South Korea’s president comes to Washington to prop up diplomacy with North Korea.
Ahead of Moon Jae In’s meeting with Donald Trump on Tuesday, a South Korean official said his president’s trip to Washington would serve as “a bridge” between the United States and North Korea, so that Trump and Kim Jong Un can conduct successful nuclear negotiations when they meet in Singapore on June 12. This is the charitable view of the visit. The bleak interpretation is that Moon is bringing his car to a screeching halt at the foot of the bridge and leaping into Trump’s car instead to help direct the president before he can veer away from the bridge and over a cliff.
“There are certain conditions that we want” for the June 12 talks, Trump said after greeting Moon at the White House, without specifying what those conditions are. “I think we’ll get those conditions.
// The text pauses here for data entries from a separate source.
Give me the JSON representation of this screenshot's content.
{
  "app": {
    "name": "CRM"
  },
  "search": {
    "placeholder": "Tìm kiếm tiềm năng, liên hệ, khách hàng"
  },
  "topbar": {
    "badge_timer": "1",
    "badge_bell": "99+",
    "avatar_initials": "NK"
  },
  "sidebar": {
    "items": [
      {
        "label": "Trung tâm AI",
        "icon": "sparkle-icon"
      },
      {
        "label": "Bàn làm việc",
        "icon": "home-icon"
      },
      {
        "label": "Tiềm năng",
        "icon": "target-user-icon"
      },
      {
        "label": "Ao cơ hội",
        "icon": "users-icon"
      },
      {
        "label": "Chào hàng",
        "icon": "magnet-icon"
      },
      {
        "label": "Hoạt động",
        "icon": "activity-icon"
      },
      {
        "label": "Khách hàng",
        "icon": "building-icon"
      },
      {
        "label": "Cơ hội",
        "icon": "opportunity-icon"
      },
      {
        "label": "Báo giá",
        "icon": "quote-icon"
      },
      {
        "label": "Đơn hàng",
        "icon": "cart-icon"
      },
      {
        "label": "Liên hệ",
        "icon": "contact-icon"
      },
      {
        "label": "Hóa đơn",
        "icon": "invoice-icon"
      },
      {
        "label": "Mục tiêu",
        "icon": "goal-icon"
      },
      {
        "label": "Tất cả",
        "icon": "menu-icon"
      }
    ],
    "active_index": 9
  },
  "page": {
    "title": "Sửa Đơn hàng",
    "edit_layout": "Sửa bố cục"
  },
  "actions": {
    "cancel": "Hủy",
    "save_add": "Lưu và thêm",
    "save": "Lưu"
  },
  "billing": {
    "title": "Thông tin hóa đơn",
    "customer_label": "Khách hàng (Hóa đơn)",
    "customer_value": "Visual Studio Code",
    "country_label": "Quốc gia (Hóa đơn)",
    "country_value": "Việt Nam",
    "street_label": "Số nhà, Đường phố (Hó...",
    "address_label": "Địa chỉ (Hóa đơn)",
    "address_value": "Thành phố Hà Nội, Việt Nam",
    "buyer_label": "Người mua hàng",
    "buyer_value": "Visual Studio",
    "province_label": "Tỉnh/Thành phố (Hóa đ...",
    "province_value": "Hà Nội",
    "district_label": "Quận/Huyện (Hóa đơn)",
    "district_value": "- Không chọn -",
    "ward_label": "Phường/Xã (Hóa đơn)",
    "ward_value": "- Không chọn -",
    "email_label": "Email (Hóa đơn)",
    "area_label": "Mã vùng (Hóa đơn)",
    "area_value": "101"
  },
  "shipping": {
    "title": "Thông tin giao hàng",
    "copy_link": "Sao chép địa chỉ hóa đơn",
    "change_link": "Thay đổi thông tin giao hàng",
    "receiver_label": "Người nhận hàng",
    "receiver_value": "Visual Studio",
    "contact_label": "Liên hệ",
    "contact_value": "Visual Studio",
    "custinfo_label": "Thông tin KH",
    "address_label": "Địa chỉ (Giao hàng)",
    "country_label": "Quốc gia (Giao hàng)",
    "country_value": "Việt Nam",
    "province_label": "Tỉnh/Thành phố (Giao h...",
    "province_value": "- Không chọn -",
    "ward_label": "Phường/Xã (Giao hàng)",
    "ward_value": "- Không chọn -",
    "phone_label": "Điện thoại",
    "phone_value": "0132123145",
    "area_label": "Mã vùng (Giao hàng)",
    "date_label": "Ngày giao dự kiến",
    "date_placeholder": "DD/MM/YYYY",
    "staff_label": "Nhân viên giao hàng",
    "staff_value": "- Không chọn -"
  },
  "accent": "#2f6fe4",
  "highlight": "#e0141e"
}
And if we don’t, we don’t have the meeting. … If it doesn’t happen, maybe it will happen later. … We will see.”
This was not a ringing endorsement of a world-historical summit that is set to take place in precisely three weeks. Nor was it likely an encouraging sign for the Moon government, which favors engagement with North Korea. Indeed, South Korea’s frenetic shuttle diplomacy among players in Pyongyang, Washington, Beijing, and beyond since the Pyeongchang Winter Olympics has been a criticalfactor in shifting the drama over North Korea’s nuclear weapons from the fire-and-fury sort that dominated last summer and fall, to the peace-and-pageantry variety on display today. Everything that South and North Korea agreed to during their summit at the border in April—the joint economic projects, the declaration to end the Korean War, the pursuit of a peace treaty to transform relations between the Koreas and the United States—hinges on the progress of U.S.-North Korean nuclear talks.
The wrench in the works is the North Korean government’s threat last week to pull out of the Singapore summit over U.S.-South Korea military exercises and U.S. demands that North Korea take swift and substantial steps to dismantle its nuclear-weapons arsenal. Those comments from the North have left already-skeptical American officials doubting whether Kim Jong Un is really serious about denuclearizing and whether the much-hyped Trump-Kim meeting could prove a giant embarrassment.
As the euphoria of the inter-Korean summit and North Korean hostage-release has given way to what the Korea expert Robert Kelly refers to as a “hangover,” the Trump administration is reverting to old ways. Both Trump and Vice President Mike Pence have in recent days threatened Kim Jong Un with the fate of Libyan leader Muammar al-Qaddafi—who was yanked from a drainage pipe and shot to death by his own people following a U.S.-led military intervention—if Kim doesn’t strike a nuclear deal with the United States. (If, on the other hand, Kim does a deal, trading away his nukes for security guarantees and economic assistance from the United States and its allies, Kim “is going to be very, very happy,” Trump says.)
Sitting with Trump in the Oval Office on Tuesday, Moon tried to sound upbeat. Acknowledging the skepticism in the United States about North Korea’s commitment to denuclearization, he observed that there would be no “positive developments in history” if people had assumed “that because it all failed in the past, it will fail again.”
Then he addressed Trump. “All this was possible because of you, Mr. President,” Moon declared, “and I have no doubt that you will be able to accomplish a historic feat that no one had been able to achieve in the decades past.” It was a remarkably sunny statement in the face of a major setback. But more remarkable was the fact that President Trump, a man not known for self-doubt, seemed to have plenty of doubts himself.